Posted 10/03/2020 in Category 1

Proxy Efficacy in Sport and Exercise

Proxy Efficacy in Sport and Exercise

One of the important things about working in sport and offering a sport service is generating a relationship with with a client that can bring about meaningful change. This is true whether you are a sports physiotherapist, personal trainer or sports therapist.  

One factor that might be important is what psychologists call proxy efficacy. A very helpful definition of proxy efficacy is provided by Alavi and McCormick (2016) who define it as:

"... a person or group’s (shared) belief that another person or group has capabilities to organize and execute courses of action on her, his, or its behalf, to produce given levels of attainment" (p.218).

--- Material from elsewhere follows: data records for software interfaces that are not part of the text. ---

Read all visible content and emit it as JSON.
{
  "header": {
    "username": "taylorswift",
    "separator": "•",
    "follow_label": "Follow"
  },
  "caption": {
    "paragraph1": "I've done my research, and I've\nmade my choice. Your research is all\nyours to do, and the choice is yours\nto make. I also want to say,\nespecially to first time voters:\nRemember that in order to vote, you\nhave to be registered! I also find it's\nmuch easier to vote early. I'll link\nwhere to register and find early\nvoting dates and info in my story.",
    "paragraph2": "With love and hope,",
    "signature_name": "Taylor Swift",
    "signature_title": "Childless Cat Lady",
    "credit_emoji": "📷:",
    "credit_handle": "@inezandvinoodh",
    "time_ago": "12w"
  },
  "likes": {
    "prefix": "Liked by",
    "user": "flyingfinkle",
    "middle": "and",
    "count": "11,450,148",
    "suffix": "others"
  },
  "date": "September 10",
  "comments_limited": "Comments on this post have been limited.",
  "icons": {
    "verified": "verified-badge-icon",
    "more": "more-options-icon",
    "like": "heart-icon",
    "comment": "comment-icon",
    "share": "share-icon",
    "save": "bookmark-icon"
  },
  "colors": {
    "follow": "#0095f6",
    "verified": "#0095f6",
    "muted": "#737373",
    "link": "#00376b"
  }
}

So it is both the confidence we have in people to be able to perform their roles effectively and also that they can use their ability to help me achieve my goals. The combination of these two factors is important. For example, a client may get a chance to address an injury with a sports physiotherapist to a professional football team, and to get fit by working with a 'personal trainer to the stars'. The client rightly recognises the ability of these two individuals and both are highly respected in their field. However, it is not only important that a client respects the ability of a sports physiotherapist  or personal trainer but also that they feel that they are perceived as proxies capable to helping then to achieve their goals. For example, my proxy efficacy in the personal trainer will be less if I notice that he is on his phone arranging meetings with his star clients during our training sessions and seems less interested in the work I am doing. 

Proxy efficacy matters because the confidence we have in our leaders influences our behaviour. This has been illustrated in a number of studies. Many of these have been conducted in exercise settings.  For example, exercise participants reported greater personal confidence and attended classes more often when they had confidence in the class instructor’s ability to teach, motivate and communicate (Bray & Cowan, 2004). It is also interesting to note that the effects go beyond immediate contact, with adherence to training regimes better with greater proxy efficacy in the personal trainer leading the programme, even after the programme had finished (Bray et al., 2006). More broadly, for individuals running clinics or in management roles proxy efficacy can also be an important factor there. Particularly in developing team processes and effectiveness (Alavi & McCormick, 2016).

There are lots of ways of developing proxy efficacy. Drawing on much the same factors that influence our own personal confidence these can include previous success (I have achieved before with this person), vicarious experiences ( I have seen others achieve), verbal persuasion (this person has been recommended to me) and emotional states (taking part in the classes are enjoyable). The specifics will of course depend on your own field but whether you are a personal stranger, sports physiotherapist or sports nutritionist developing proxy efficacy can enhance results.

If you are interested in personal trainer then we have a great selection on our site. We also have a great range of sports physiotherapist and other practitioners who provide sport injury rehabilitation and sports massage services. You can of course search our directory for any service you want. And if you would like to list on the site then we would be delighted to host you and you can join here.